PROBLEM TO WORK ON - Look through the lines below and copy each one that includes "formatting".

[[ DATA IN THIS EXERCISE, beginning ]]

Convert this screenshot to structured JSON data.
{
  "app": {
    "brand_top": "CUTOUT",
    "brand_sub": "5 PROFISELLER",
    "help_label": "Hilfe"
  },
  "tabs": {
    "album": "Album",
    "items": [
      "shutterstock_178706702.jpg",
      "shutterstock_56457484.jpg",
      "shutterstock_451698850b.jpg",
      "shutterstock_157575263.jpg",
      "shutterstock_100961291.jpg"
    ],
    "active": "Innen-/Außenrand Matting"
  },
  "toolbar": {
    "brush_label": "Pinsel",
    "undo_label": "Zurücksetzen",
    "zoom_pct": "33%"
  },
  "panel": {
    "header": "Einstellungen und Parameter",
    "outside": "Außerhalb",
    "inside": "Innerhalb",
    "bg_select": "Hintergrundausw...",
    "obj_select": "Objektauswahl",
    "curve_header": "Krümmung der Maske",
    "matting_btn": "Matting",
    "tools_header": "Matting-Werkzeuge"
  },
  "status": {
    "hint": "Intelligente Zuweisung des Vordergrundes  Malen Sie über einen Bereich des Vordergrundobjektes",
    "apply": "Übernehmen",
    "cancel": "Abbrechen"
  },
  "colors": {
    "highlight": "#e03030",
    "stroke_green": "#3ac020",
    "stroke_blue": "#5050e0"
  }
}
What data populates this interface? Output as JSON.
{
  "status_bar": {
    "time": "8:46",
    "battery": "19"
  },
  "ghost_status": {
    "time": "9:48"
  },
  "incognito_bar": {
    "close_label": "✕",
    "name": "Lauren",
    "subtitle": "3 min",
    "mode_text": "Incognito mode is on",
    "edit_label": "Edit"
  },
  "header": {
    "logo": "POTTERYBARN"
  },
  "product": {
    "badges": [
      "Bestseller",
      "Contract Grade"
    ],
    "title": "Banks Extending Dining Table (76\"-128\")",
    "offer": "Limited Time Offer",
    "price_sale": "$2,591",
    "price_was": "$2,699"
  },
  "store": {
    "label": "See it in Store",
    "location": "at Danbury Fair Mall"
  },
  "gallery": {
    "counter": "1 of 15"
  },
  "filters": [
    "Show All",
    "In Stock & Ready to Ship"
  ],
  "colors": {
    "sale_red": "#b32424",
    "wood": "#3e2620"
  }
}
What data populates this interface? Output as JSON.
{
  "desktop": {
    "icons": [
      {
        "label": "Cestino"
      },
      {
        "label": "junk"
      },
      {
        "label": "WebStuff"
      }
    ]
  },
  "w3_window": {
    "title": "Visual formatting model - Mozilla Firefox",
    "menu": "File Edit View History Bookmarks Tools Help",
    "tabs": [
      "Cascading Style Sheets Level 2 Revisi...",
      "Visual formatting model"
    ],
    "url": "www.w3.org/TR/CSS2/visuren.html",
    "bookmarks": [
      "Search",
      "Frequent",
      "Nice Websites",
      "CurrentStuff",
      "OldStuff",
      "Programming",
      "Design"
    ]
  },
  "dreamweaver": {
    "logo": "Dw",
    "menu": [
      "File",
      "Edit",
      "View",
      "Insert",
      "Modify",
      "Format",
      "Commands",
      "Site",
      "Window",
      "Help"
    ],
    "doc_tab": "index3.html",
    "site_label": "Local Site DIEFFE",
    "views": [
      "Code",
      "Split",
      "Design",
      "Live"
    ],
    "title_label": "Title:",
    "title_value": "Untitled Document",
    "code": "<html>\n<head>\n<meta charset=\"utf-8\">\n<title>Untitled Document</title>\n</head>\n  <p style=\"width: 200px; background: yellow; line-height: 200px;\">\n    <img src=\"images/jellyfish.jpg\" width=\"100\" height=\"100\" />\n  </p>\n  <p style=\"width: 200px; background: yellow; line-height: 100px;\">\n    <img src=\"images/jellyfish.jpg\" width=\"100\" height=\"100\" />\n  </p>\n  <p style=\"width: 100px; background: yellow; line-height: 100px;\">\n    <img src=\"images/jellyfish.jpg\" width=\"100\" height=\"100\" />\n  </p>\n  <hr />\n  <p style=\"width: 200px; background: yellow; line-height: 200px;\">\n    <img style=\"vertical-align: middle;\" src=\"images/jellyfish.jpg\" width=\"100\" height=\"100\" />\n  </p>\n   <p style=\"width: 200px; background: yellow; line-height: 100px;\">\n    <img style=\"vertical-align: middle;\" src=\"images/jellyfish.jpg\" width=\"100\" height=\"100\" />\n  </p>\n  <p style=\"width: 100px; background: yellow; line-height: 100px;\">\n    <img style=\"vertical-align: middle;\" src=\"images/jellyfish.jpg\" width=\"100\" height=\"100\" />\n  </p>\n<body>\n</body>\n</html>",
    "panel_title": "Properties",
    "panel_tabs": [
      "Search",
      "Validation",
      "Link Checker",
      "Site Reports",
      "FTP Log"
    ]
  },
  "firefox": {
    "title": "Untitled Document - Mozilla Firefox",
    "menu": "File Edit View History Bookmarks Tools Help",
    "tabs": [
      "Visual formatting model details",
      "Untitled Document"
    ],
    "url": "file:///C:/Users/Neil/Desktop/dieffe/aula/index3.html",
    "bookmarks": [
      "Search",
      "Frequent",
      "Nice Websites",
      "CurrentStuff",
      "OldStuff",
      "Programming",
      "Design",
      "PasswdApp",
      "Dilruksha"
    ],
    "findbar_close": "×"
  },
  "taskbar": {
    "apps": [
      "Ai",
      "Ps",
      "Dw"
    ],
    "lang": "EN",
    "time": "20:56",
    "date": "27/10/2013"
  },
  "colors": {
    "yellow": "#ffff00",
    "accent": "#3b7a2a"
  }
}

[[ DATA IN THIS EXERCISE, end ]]

TASK RESPONSE -
    "title": "Visual formatting model - Mozilla Firefox",
      "Visual formatting model"
      "Visual formatting model details",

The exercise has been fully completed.